(#9, #9.... #9...)

View more pics here: (the majority of which were either taken by Eric & Michelle or Allison

...and, if you want to see a cool little video of the trail, check out this post from Thomas' blog.

Next weekend: Back to back 50Ks - Pigtails Run & Yours Truly!

Please keep spreading the word, only 4 weeks left!

Wednesday, January 14, 2009

One real quick note...

So I guess despite the fact that I was out having fun on Saturday, not everyone at Bridle Trails was... in fact there was only a 65% finish rate. Of the 77 of us who lined up for the 50K, only 50 finished... I'm honestly surprised by that, but, things happen...

Also, if you're interested in reading a longer winded race report from last Saturday, click HERE.

Monday, January 12, 2009

#8 - Bridle Trails 50K

Saturday was #8 of 13, 6 'loops' through Bridle Trails state park for a total of 50K. Loop 1 was run in a grey that those of us living in the Pacific North West like to call daylight, loop 2 was run in dusk, and the remaining 4 loops were run in the dark, aided by a headlamp and L.E.D. flashlight. The course is a mix of single track trail and wider gravel trails, though, by the time the third loop was starting they were all pretty much reduced to a muddy, messy slop, or, as I saw it, they were elevated to FUN!
( I assure you, I am holding up 8 fingers... dang reflective clothing...)

Results are not yet posted, though, according to my watch, I finished in 5 hours, 18 minutes, and change, I finished in 5:17:46, officially, a time I'm fairly happy with, given the (FUN!) conditions.
(Yep, there was enough mud out there to go right through the shoes and socks - perfect!)

Next up: Capitol Peak Mega Fat Ass 34 Miler.

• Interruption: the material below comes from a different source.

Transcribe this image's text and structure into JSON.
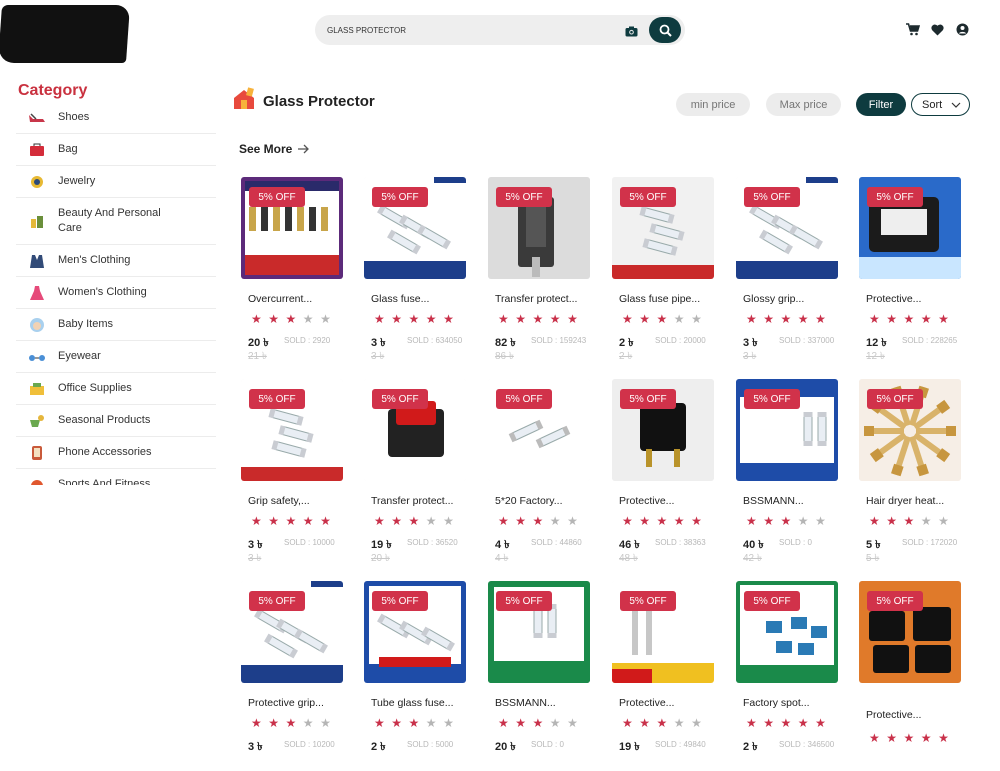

From what I hear, this course should be muddy as well, which means I should have a grand ole time (and also, it means I need to hose off my trail shoes tonight)!


Fund Raising: As stated previously, the donations have slowed but are still trickling in... as long as the trickle continues I'm content, if it picks up again to a steady stream I'll be thrilled! As always, please forward this link on to anyone you know who might have some spare time and a spare dime! Thanks!


And on one completely unrelated note that I'm just too damn excited about to not post everywhere I can... tonight (1/12) I registered for the STOMRY 100, which will be my first attempt at 100 mile ultra come August of this year...